Pretty ceiling
Pretty ceiling (source: Yolanda via Flickr).

Introduction

There’s always something professional about doing a thing superlatively well.

Colonel Pickering, in George Bernard Shaw’s Pygmalion

What is a good website? For us web professionals, this is a most important question. Building good websites is part of our professional ethics, stemming from a code of honor that asserts that we can be professionals only if our work is good.

But how do we know that our work—that our websites—are good? Many criteria and examinations come to mind, but there is actually an entire field dedicated to informing us: quality management.

Quality management, which can be broken down into quality planning, quality control, quality assurance, and quality improvement, comes with a host of methods to not just identify (control) and fix (improvement) defects, but to avoid them systematically (planning, assurance).

This little book, which is the third in a series of books that cover important components of modern web development (after web frameworks and coding standards), focuses mostly on the quality control piece, for if we can’t “see” what’s wrong, we won’t fix or plan to avoid what’s wrong. Still, it’s going to share advice on how to tie quality to our processes, for it is more useful to learn how to fish than to hope to be fed every day. The book will do all of this in a loose and relaxed manner, however, and not to the extent ISO standards would cover quality.

Finally, and although this should matter only in few instances, the book hinges more on websites rather than web apps. That distinction is usually relevant when it comes to standards and development best practices, but there are some differences in how one should go about quality checking of sites as opposed to apps. What follows will work slightly better and allow for more complete quality control of websites.

This is a little book, then, because it’s short. Let’s leave the intro behind.

What Is Quality Control?

Wikipedia defines quality control (often, but rarely in this book, abbreviated as “QC”) as “a process by which entities review the quality of all factors involved in production.” ISO 9000, also through Wikipedia, is said to define quality control as “a part of quality management focused on fulfilling quality requirements.” Google, without offering attribution, understands quality control to be “a system of maintaining standards in manufactured products by testing a sample of the output against the specification.”

We want to use a definition that is stricter on the one end and more lenient on the other: “Website quality control entails the means to determine (a) whether they meet our expectations and (b) to what degree our websites meet professional best practices.”

“Means,” then, will refer largely to infrastructure—that is, tools. Also, as stated a moment ago, we’ll look at some processes and methods useful to improve, not just measure, the quality of our work.

Why Is Quality Control Important?

Quality control is—for that decisive reason—important, because without it we have no robust way of determining whether what we do and produce is any good.

Quality control, therefore, is a key differentiator between professional and amateur work. Consistent quality is the mark of the professional.
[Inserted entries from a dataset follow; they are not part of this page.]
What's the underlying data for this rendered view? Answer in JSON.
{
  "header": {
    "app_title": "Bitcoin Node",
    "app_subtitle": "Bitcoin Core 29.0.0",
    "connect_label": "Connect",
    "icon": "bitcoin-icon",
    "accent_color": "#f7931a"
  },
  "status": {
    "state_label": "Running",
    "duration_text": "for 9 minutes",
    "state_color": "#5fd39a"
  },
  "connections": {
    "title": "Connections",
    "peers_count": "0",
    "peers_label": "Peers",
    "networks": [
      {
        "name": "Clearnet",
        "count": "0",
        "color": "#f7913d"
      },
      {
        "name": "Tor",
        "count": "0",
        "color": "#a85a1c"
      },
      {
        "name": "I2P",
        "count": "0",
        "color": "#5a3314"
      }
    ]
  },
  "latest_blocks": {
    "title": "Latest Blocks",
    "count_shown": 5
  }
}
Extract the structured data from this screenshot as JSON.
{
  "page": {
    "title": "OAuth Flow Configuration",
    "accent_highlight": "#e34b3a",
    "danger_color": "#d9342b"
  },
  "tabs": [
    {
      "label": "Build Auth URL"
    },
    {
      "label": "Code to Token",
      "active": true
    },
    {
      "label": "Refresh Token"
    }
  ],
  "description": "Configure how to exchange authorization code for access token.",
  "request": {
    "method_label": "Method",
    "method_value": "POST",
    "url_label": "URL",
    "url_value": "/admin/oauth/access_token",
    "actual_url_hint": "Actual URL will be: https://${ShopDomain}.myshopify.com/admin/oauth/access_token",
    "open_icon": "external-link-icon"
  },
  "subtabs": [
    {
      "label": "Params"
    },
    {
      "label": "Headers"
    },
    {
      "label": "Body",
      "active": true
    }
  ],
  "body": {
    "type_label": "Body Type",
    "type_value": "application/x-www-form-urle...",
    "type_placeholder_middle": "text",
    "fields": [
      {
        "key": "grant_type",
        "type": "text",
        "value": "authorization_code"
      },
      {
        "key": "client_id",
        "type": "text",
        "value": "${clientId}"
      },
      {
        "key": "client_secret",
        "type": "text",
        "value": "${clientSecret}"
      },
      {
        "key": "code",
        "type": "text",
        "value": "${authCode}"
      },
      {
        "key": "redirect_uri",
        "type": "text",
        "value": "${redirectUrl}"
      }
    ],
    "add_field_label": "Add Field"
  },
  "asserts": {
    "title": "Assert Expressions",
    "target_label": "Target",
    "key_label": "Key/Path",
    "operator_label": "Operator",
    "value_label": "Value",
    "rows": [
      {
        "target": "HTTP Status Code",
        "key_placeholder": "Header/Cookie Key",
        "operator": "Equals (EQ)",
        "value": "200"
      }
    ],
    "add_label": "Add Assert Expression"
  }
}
Quality control, finally, saves time and money and sometimes nerves, particularly in the long run.

But what are our options to control the quality of our websites? We’ll look at that now in more detail.

Article image: Pretty ceiling (source: Yolanda via Flickr).